Task to complete:
Please show every line in the entries below that includes the word "Projekt".
====== Dataset records
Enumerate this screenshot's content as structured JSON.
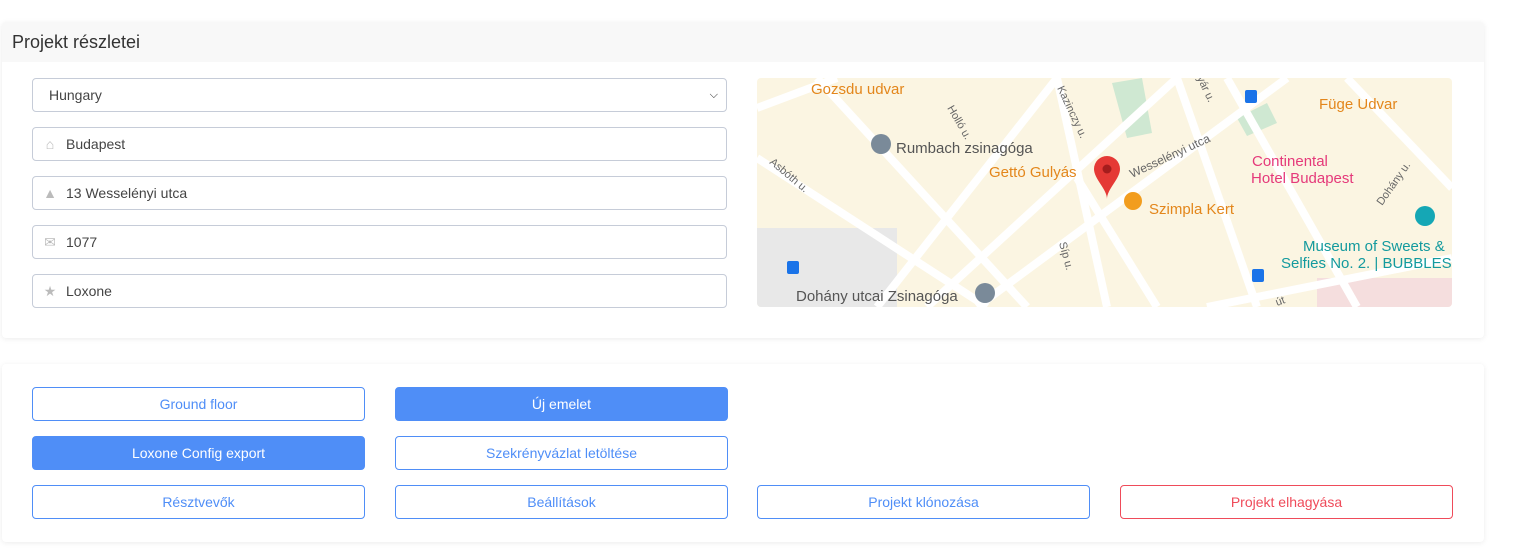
{
  "details": {
    "title": "Projekt részletei",
    "country": "Hungary",
    "city": "Budapest",
    "street": "13 Wesselényi utca",
    "zip": "1077",
    "brand": "Loxone",
    "icons": [
      "home-icon",
      "road-icon",
      "envelope-icon",
      "star-icon"
    ]
  },
  "map": {
    "labels": {
      "gozsdu": "Gozsdu udvar",
      "hollo": "Holló u.",
      "kazinczy": "Kazinczy u.",
      "fuge": "Füge Udvar",
      "rumbach": "Rumbach zsinagóga",
      "getto": "Gettó Gulyás",
      "wesselenyi": "Wesselényi utca",
      "continental1": "Continental",
      "continental2": "Hotel Budapest",
      "asboth": "Asbóth u.",
      "szimpla": "Szimpla Kert",
      "dohanyu": "Dohány u.",
      "museum1": "Museum of Sweets &",
      "museum2": "Selfies No. 2. | BUBBLES",
      "sip": "Síp u.",
      "dohanyzs": "Dohány utcai Zsinagóga",
      "ut": "út",
      "gyar": "yár u."
    }
  },
  "actions": {
    "ground_floor": "Ground floor",
    "new_floor": "Új emelet",
    "loxone_export": "Loxone Config export",
    "cabinet_download": "Szekrényvázlat letöltése",
    "participants": "Résztvevők",
    "settings": "Beállítások",
    "clone": "Projekt klónozása",
    "leave": "Projekt elhagyása"
  },
  "colors": {
    "primary": "#4f8ef7",
    "danger": "#ef4b5a"
  }
}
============
Solution for this exercise:
    "title": "Projekt részletei",
    "clone": "Projekt klónozása",
    "leave": "Projekt elhagyása"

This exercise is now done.